DATA FOR THIS EXERCISE.
******************************

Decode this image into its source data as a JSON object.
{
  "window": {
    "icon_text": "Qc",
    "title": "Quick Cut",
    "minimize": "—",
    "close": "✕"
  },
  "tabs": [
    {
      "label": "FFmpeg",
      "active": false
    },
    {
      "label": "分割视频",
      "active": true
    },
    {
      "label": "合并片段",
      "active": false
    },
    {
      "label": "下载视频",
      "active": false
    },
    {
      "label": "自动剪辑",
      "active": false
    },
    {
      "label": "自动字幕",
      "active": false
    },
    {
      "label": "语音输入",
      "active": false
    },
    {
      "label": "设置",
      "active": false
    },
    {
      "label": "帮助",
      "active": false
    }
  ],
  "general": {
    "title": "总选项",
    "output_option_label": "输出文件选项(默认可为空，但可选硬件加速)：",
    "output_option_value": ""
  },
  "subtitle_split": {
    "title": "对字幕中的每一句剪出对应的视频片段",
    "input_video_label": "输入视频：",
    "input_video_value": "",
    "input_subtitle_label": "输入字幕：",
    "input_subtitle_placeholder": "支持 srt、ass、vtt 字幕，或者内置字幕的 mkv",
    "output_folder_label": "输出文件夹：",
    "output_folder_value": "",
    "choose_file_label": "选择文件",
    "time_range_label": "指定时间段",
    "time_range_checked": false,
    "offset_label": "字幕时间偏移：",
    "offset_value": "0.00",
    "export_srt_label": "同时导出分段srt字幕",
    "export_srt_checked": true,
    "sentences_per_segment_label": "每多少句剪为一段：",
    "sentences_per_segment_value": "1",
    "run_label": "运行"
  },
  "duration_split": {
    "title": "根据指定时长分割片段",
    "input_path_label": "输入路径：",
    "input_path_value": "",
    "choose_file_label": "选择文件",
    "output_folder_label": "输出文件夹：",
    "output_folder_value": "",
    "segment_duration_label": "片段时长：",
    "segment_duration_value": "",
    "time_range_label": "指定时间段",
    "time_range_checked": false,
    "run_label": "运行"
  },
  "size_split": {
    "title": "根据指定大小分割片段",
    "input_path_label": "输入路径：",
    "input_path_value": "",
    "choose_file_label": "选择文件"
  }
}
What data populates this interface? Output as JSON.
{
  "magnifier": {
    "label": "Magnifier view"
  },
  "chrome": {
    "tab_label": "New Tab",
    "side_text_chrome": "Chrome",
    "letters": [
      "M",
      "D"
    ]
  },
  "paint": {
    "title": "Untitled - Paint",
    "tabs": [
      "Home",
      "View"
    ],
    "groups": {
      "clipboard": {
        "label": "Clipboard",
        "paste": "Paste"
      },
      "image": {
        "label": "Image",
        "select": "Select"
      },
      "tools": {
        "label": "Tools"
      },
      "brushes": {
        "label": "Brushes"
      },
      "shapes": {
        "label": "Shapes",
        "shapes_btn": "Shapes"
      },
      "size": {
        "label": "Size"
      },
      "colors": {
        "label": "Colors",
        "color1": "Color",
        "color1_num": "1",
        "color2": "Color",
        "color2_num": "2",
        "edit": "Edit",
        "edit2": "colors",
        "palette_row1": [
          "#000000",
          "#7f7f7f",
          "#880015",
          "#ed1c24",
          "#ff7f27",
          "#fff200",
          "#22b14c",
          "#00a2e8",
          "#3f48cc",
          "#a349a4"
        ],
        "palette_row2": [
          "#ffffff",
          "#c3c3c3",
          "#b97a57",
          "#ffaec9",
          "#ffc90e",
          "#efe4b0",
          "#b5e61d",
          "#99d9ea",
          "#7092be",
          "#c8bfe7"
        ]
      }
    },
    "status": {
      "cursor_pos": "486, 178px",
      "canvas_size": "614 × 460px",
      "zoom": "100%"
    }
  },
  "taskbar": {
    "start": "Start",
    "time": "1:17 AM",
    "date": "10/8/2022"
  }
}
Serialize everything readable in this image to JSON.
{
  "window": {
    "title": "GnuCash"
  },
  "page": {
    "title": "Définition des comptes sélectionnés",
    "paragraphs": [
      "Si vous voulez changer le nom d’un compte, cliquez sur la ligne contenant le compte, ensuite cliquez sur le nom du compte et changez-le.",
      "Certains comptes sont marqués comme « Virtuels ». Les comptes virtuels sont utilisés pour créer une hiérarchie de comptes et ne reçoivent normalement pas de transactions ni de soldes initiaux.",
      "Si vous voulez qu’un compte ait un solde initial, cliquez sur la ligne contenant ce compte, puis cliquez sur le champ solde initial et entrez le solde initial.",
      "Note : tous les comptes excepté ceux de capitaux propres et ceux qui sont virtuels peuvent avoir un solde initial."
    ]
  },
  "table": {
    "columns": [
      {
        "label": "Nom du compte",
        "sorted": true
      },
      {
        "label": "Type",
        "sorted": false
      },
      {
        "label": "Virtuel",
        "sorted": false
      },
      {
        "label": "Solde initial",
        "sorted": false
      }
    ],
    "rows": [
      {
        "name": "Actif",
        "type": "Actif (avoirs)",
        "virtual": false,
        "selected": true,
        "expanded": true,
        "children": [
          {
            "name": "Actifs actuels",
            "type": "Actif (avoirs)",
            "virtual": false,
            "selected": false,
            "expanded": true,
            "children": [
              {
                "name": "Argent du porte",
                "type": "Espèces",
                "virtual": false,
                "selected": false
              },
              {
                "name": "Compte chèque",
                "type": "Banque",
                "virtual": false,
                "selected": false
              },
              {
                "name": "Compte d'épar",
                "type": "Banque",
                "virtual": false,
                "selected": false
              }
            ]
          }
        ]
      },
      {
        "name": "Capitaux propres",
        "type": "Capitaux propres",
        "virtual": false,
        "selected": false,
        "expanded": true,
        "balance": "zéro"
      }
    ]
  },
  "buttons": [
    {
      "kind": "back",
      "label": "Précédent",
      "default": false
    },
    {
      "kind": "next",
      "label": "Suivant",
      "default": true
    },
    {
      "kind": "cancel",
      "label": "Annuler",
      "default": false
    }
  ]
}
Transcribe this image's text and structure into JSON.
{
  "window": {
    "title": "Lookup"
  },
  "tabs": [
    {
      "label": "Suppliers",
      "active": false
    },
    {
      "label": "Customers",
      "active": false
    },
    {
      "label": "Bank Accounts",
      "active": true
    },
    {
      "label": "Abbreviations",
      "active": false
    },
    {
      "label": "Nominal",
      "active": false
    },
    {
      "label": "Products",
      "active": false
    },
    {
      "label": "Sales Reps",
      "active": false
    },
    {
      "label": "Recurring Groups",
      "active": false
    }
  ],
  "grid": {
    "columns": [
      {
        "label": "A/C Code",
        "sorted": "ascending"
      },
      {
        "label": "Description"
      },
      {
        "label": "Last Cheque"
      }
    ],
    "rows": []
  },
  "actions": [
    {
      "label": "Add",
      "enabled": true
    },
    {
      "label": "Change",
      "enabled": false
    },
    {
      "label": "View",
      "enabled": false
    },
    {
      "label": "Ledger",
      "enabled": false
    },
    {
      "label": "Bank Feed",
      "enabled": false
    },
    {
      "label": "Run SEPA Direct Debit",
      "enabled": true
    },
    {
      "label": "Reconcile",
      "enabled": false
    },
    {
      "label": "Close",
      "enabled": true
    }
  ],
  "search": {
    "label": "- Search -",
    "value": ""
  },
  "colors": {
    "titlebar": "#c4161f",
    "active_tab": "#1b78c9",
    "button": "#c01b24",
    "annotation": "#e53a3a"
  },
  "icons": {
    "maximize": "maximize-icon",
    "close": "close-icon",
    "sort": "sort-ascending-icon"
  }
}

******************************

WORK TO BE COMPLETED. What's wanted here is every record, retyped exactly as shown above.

ANSWER.
Decode this image into its source data as a JSON object.
{
  "window": {
    "icon_text": "Qc",
    "title": "Quick Cut",
    "minimize": "—",
    "close": "✕"
  },
  "tabs": [
    {
      "label": "FFmpeg",
      "active": false
    },
    {
      "label": "分割视频",
      "active": true
    },
    {
      "label": "合并片段",
      "active": false
    },
    {
      "label": "下载视频",
      "active": false
    },
    {
      "label": "自动剪辑",
      "active": false
    },
    {
      "label": "自动字幕",
      "active": false
    },
    {
      "label": "语音输入",
      "active": false
    },
    {
      "label": "设置",
      "active": false
    },
    {
      "label": "帮助",
      "active": false
    }
  ],
  "general": {
    "title": "总选项",
    "output_option_label": "输出文件选项(默认可为空，但可选硬件加速)：",
    "output_option_value": ""
  },
  "subtitle_split": {
    "title": "对字幕中的每一句剪出对应的视频片段",
    "input_video_label": "输入视频：",
    "input_video_value": "",
    "input_subtitle_label": "输入字幕：",
    "input_subtitle_placeholder": "支持 srt、ass、vtt 字幕，或者内置字幕的 mkv",
    "output_folder_label": "输出文件夹：",
    "output_folder_value": "",
    "choose_file_label": "选择文件",
    "time_range_label": "指定时间段",
    "time_range_checked": false,
    "offset_label": "字幕时间偏移：",
    "offset_value": "0.00",
    "export_srt_label": "同时导出分段srt字幕",
    "export_srt_checked": true,
    "sentences_per_segment_label": "每多少句剪为一段：",
    "sentences_per_segment_value": "1",
    "run_label": "运行"
  },
  "duration_split": {
    "title": "根据指定时长分割片段",
    "input_path_label": "输入路径：",
    "input_path_value": "",
    "choose_file_label": "选择文件",
    "output_folder_label": "输出文件夹：",
    "output_folder_value": "",
    "segment_duration_label": "片段时长：",
    "segment_duration_value": "",
    "time_range_label": "指定时间段",
    "time_range_checked": false,
    "run_label": "运行"
  },
  "size_split": {
    "title": "根据指定大小分割片段",
    "input_path_label": "输入路径：",
    "input_path_value": "",
    "choose_file_label": "选择文件"
  }
}
What data populates this interface? Output as JSON.
{
  "magnifier": {
    "label": "Magnifier view"
  },
  "chrome": {
    "tab_label": "New Tab",
    "side_text_chrome": "Chrome",
    "letters": [
      "M",
      "D"
    ]
  },
  "paint": {
    "title": "Untitled - Paint",
    "tabs": [
      "Home",
      "View"
    ],
    "groups": {
      "clipboard": {
        "label": "Clipboard",
        "paste": "Paste"
      },
      "image": {
        "label": "Image",
        "select": "Select"
      },
      "tools": {
        "label": "Tools"
      },
      "brushes": {
        "label": "Brushes"
      },
      "shapes": {
        "label": "Shapes",
        "shapes_btn": "Shapes"
      },
      "size": {
        "label": "Size"
      },
      "colors": {
        "label": "Colors",
        "color1": "Color",
        "color1_num": "1",
        "color2": "Color",
        "color2_num": "2",
        "edit": "Edit",
        "edit2": "colors",
        "palette_row1": [
          "#000000",
          "#7f7f7f",
          "#880015",
          "#ed1c24",
          "#ff7f27",
          "#fff200",
          "#22b14c",
          "#00a2e8",
          "#3f48cc",
          "#a349a4"
        ],
        "palette_row2": [
          "#ffffff",
          "#c3c3c3",
          "#b97a57",
          "#ffaec9",
          "#ffc90e",
          "#efe4b0",
          "#b5e61d",
          "#99d9ea",
          "#7092be",
          "#c8bfe7"
        ]
      }
    },
    "status": {
      "cursor_pos": "486, 178px",
      "canvas_size": "614 × 460px",
      "zoom": "100%"
    }
  },
  "taskbar": {
    "start": "Start",
    "time": "1:17 AM",
    "date": "10/8/2022"
  }
}
Serialize everything readable in this image to JSON.
{
  "window": {
    "title": "GnuCash"
  },
  "page": {
    "title": "Définition des comptes sélectionnés",
    "paragraphs": [
      "Si vous voulez changer le nom d’un compte, cliquez sur la ligne contenant le compte, ensuite cliquez sur le nom du compte et changez-le.",
      "Certains comptes sont marqués comme « Virtuels ». Les comptes virtuels sont utilisés pour créer une hiérarchie de comptes et ne reçoivent normalement pas de transactions ni de soldes initiaux.",
      "Si vous voulez qu’un compte ait un solde initial, cliquez sur la ligne contenant ce compte, puis cliquez sur le champ solde initial et entrez le solde initial.",
      "Note : tous les comptes excepté ceux de capitaux propres et ceux qui sont virtuels peuvent avoir un solde initial."
    ]
  },
  "table": {
    "columns": [
      {
        "label": "Nom du compte",
        "sorted": true
      },
      {
        "label": "Type",
        "sorted": false
      },
      {
        "label": "Virtuel",
        "sorted": false
      },
      {
        "label": "Solde initial",
        "sorted": false
      }
    ],
    "rows": [
      {
        "name": "Actif",
        "type": "Actif (avoirs)",
        "virtual": false,
        "selected": true,
        "expanded": true,
        "children": [
          {
            "name": "Actifs actuels",
            "type": "Actif (avoirs)",
            "virtual": false,
            "selected": false,
            "expanded": true,
            "children": [
              {
                "name": "Argent du porte",
                "type": "Espèces",
                "virtual": false,
                "selected": false
              },
              {
                "name": "Compte chèque",
                "type": "Banque",
                "virtual": false,
                "selected": false
              },
              {
                "name": "Compte d'épar",
                "type": "Banque",
                "virtual": false,
                "selected": false
              }
            ]
          }
        ]
      },
      {
        "name": "Capitaux propres",
        "type": "Capitaux propres",
        "virtual": false,
        "selected": false,
        "expanded": true,
        "balance": "zéro"
      }
    ]
  },
  "buttons": [
    {
      "kind": "back",
      "label": "Précédent",
      "default": false
    },
    {
      "kind": "next",
      "label": "Suivant",
      "default": true
    },
    {
      "kind": "cancel",
      "label": "Annuler",
      "default": false
    }
  ]
}
Transcribe this image's text and structure into JSON.
{
  "window": {
    "title": "Lookup"
  },
  "tabs": [
    {
      "label": "Suppliers",
      "active": false
    },
    {
      "label": "Customers",
      "active": false
    },
    {
      "label": "Bank Accounts",
      "active": true
    },
    {
      "label": "Abbreviations",
      "active": false
    },
    {
      "label": "Nominal",
      "active": false
    },
    {
      "label": "Products",
      "active": false
    },
    {
      "label": "Sales Reps",
      "active": false
    },
    {
      "label": "Recurring Groups",
      "active": false
    }
  ],
  "grid": {
    "columns": [
      {
        "label": "A/C Code",
        "sorted": "ascending"
      },
      {
        "label": "Description"
      },
      {
        "label": "Last Cheque"
      }
    ],
    "rows": []
  },
  "actions": [
    {
      "label": "Add",
      "enabled": true
    },
    {
      "label": "Change",
      "enabled": false
    },
    {
      "label": "View",
      "enabled": false
    },
    {
      "label": "Ledger",
      "enabled": false
    },
    {
      "label": "Bank Feed",
      "enabled": false
    },
    {
      "label": "Run SEPA Direct Debit",
      "enabled": true
    },
    {
      "label": "Reconcile",
      "enabled": false
    },
    {
      "label": "Close",
      "enabled": true
    }
  ],
  "search": {
    "label": "- Search -",
    "value": ""
  },
  "colors": {
    "titlebar": "#c4161f",
    "active_tab": "#1b78c9",
    "button": "#c01b24",
    "annotation": "#e53a3a"
  },
  "icons": {
    "maximize": "maximize-icon",
    "close": "close-icon",
    "sort": "sort-ascending-icon"
  }
}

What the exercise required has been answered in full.